I have a dead PC in my office right now. Too bad it was my main computer up until last night. I'll have to console myself with my new carbon fiber Manfrotto and Markin head.

It's cool. It's worth $2 in scrap

Can't work, but $2 to pay the paperboy is encouraging.

Leif Sikorski's picture

And in reality many consumer goods get in some way to Africa because the companies and stores want to avoid the recycling costs or the companies who should do it for them want to earn some extra money. The US are probably the worst because they're exporting about 80% of their e-waste and they didn't join the Basel convention which had the intention to control the movement of it.


Recycling is just a neat way for industrialized countries to look good, but it most cases, it's not as green as advertised.

I don't agree. You can't make blanket statement about recycling in general...

I mean, recycling in most peoples mind is bring cans to the stores, but in many cases it's actually reuse that is being done. Like beer bottles getting cleaned and refilled....

Also, precious metals running out (or getting more expensive/difficult to extract) push on recyclying the ones we already used... We just need to use "greener" energy to do so. And that's another debate...

There really is no sharing different and subtle point of views with you...

Have fun!

We are always told in the US to take your electronics to either the toxic waste department of the local waste facility or to recycle at one of the stores. The reason being, the electronics still contain a number of toxic chemicals that we don't want leeching into the ground at the normal solid waste dump. Makes sense. However, if the local facilities are shipping it to Africa to be burned, creating MORE of the very problem we are trying to be responsible and avoid, what do we do with our electronics? I say this because the dump is not a close drive (nor a pleasant place to visit on the weekend) and I have a box of computers, tablets, and phones I need to be rid of.

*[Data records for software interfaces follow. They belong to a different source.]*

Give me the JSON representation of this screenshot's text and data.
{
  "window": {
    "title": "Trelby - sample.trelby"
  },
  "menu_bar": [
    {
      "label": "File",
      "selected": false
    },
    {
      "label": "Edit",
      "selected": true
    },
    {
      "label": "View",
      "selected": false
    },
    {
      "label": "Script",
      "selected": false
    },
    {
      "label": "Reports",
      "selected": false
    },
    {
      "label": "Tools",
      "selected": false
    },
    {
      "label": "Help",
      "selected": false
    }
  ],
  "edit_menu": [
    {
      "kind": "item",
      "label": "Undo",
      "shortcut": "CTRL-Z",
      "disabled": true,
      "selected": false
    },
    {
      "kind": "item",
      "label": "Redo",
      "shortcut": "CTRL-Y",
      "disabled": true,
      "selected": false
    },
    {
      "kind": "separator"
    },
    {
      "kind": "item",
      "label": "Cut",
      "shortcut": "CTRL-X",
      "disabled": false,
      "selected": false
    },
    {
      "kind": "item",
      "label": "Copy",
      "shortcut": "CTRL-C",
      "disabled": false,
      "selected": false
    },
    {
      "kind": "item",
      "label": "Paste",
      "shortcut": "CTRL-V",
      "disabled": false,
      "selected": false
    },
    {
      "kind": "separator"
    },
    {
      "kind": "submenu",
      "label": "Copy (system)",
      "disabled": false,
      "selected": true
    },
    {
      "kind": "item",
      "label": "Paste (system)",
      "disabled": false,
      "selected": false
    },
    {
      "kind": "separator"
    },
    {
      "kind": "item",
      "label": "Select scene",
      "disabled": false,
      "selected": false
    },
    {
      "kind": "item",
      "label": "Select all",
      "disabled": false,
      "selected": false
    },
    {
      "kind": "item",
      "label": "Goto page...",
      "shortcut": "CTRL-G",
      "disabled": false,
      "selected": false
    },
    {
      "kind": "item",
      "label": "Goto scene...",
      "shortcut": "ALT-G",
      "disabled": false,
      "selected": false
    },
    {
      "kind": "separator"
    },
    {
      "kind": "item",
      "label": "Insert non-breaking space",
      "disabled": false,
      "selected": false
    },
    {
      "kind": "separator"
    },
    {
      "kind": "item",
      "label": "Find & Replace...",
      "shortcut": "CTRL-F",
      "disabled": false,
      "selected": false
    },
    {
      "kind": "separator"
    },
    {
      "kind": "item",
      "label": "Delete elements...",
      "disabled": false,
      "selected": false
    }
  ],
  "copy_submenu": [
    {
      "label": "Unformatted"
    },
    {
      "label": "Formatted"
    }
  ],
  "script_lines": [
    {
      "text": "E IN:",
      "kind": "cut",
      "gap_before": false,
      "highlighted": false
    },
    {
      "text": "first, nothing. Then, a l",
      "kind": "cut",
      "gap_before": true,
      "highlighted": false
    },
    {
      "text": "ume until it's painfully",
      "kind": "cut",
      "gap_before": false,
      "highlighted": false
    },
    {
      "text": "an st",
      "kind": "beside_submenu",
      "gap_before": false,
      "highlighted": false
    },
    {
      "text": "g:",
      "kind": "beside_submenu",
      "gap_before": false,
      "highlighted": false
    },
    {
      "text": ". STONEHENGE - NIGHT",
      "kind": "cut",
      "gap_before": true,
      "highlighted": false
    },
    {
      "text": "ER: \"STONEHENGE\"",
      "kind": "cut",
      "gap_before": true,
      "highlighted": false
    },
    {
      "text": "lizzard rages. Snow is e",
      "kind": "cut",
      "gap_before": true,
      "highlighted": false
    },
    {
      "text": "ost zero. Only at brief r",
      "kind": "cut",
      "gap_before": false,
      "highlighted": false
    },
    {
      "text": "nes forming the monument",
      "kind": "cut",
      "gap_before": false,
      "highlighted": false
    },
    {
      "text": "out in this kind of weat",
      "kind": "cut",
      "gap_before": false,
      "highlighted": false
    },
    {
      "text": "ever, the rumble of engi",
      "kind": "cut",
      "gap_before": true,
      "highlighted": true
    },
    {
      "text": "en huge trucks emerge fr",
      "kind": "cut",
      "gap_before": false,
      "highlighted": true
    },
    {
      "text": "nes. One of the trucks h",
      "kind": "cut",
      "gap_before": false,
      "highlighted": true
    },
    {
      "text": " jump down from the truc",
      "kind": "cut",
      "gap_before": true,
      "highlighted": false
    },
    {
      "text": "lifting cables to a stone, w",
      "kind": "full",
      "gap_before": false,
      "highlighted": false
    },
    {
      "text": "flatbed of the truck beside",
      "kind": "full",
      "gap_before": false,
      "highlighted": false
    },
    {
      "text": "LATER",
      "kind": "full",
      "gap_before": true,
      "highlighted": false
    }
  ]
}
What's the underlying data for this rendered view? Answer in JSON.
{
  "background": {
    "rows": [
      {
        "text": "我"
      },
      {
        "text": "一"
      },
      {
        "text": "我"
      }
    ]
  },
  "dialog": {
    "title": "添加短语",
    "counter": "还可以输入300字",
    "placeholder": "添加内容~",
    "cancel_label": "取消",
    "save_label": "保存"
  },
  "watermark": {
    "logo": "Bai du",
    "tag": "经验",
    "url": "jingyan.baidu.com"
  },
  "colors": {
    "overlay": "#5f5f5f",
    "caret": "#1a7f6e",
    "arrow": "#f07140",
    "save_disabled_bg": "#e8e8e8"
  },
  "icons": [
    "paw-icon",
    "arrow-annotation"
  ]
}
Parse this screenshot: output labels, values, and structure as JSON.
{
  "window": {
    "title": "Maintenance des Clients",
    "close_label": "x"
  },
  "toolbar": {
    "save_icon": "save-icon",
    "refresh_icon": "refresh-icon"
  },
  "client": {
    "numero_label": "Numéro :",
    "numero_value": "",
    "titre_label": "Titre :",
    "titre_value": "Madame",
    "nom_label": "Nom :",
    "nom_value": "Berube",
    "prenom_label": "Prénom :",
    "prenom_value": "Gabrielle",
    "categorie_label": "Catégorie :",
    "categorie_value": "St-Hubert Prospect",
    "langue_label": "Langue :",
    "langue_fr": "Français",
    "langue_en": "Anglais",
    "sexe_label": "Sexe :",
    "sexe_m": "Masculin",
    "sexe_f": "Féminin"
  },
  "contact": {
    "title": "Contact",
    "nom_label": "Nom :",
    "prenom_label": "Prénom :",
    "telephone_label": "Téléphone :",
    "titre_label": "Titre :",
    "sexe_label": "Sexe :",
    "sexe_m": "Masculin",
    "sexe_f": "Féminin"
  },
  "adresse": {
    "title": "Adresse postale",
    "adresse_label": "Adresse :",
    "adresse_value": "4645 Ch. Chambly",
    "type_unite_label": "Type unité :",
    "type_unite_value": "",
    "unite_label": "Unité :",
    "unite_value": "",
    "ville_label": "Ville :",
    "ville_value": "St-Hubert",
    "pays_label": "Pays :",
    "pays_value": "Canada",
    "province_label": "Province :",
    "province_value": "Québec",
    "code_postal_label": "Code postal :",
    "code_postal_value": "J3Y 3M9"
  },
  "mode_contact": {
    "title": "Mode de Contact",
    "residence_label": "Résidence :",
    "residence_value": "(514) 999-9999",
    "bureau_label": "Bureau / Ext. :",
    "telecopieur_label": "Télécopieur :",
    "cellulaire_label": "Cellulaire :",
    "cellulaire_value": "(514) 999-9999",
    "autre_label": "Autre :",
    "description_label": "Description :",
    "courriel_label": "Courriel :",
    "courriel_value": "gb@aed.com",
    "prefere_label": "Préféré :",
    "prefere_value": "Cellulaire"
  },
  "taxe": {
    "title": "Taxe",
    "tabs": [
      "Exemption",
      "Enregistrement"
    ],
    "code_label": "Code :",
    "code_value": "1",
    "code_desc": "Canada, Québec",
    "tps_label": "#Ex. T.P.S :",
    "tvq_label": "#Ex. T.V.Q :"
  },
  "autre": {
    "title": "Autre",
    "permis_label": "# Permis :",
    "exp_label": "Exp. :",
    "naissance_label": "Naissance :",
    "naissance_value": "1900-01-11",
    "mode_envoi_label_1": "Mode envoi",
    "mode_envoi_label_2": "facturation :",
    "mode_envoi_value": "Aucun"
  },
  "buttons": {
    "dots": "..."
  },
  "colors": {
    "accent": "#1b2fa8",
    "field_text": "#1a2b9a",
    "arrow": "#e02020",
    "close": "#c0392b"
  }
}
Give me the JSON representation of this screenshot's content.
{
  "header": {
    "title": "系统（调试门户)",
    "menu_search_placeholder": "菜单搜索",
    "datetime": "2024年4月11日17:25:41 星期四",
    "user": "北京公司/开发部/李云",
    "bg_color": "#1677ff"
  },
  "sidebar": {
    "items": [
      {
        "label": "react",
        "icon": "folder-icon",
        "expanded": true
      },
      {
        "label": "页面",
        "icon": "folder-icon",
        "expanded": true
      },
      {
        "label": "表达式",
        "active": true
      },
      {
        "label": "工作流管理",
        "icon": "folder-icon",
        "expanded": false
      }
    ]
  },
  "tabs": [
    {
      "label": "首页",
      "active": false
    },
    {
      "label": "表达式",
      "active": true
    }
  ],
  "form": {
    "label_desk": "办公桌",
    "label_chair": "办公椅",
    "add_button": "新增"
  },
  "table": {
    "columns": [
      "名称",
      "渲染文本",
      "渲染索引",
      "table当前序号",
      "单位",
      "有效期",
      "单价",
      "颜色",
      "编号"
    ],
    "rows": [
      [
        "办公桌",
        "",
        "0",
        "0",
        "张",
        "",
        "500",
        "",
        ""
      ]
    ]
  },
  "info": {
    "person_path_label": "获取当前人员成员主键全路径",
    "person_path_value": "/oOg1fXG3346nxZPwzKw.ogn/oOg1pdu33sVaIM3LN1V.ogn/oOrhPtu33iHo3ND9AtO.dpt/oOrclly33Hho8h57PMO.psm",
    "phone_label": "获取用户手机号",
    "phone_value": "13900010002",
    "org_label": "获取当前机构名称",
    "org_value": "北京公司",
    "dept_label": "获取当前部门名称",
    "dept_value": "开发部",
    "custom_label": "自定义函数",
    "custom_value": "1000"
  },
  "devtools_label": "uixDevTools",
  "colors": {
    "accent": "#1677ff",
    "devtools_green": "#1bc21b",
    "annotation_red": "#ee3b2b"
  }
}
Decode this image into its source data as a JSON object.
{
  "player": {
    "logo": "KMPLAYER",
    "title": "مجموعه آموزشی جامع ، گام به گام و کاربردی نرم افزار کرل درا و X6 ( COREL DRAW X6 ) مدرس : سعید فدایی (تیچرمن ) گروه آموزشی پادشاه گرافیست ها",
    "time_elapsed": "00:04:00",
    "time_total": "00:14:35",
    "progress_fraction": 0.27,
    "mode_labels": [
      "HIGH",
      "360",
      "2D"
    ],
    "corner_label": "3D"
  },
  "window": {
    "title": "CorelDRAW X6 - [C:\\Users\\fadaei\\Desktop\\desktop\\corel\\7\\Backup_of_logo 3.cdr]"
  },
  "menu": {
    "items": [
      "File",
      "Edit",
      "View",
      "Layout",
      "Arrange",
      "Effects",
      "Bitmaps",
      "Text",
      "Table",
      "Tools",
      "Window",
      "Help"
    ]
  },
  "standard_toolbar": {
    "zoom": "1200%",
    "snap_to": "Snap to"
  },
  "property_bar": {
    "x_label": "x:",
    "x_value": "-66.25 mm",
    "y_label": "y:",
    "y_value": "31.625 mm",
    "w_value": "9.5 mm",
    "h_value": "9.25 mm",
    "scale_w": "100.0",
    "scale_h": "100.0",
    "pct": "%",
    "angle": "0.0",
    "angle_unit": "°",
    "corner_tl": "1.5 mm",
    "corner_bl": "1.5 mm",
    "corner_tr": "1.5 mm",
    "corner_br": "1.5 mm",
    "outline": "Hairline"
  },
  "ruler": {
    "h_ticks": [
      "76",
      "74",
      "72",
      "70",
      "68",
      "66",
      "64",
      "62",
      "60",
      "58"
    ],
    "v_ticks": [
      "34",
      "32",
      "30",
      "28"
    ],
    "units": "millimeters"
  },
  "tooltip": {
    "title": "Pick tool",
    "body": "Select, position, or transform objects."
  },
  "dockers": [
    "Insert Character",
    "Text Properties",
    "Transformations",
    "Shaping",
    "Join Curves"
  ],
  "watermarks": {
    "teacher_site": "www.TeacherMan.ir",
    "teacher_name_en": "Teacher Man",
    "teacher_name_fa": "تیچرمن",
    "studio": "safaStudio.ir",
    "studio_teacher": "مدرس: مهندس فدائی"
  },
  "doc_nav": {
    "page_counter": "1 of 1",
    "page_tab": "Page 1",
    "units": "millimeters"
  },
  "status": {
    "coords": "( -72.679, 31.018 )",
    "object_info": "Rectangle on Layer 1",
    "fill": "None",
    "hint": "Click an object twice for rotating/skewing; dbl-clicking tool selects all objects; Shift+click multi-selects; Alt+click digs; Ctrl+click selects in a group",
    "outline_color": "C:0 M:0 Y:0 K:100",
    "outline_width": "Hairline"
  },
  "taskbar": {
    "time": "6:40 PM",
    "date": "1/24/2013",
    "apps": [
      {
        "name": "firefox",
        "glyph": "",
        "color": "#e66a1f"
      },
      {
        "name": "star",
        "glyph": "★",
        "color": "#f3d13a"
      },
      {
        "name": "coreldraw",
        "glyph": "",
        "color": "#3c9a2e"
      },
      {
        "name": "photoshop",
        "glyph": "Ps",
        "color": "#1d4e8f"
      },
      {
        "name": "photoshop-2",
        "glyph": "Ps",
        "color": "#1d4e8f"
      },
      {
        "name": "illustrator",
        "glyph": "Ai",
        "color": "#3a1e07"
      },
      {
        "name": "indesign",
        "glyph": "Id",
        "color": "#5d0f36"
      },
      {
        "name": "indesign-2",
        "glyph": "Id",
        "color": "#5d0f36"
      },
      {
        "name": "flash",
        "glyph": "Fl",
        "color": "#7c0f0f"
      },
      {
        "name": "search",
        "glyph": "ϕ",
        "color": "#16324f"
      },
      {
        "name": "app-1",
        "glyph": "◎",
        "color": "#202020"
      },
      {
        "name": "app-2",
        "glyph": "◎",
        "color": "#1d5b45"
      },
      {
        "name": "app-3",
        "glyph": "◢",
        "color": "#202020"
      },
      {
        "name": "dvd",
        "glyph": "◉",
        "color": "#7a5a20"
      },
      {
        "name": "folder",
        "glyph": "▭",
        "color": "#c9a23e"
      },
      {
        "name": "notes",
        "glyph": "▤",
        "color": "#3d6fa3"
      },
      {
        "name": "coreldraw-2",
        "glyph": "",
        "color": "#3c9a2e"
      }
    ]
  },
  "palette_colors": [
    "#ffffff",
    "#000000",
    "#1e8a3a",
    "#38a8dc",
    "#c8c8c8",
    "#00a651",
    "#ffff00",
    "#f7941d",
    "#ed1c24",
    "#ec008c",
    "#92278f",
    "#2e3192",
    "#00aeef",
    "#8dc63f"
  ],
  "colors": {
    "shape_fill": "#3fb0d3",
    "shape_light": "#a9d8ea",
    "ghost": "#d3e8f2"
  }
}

That's pretty much my philosophy. I recycle within the household first. My box of crap is a desktop that still has Windows XP, a 6 year old laptop that I upgraded last month, a couple phones that crapped out, and a tablet with a broken screen that is full of viruses from Samsung's bloatware and some Play store freebie games. In another year, the laptop I have now will become my son's when I buy a Mac (which I had intended to buy this time around but I had too many expenses pop up all at the same time). I've always thought it's a waste of money and just not good to always have to get new stuff when the old stuff is fine. Hell, my car is 10 years old.

One thing we've lost as a society is the willingness to tinker with our stuff to make it work. I was fortunate enough to have gotten a kick start on tinkering with computers when I was younger. It was never a hobby, but it did give me enough knowledge about computers to know if I'm buying something I will use for a long time. For example, I want to know if I can add more memory should future software require it. Aside from the environmental and financial issues, I really hate changing out my electronics.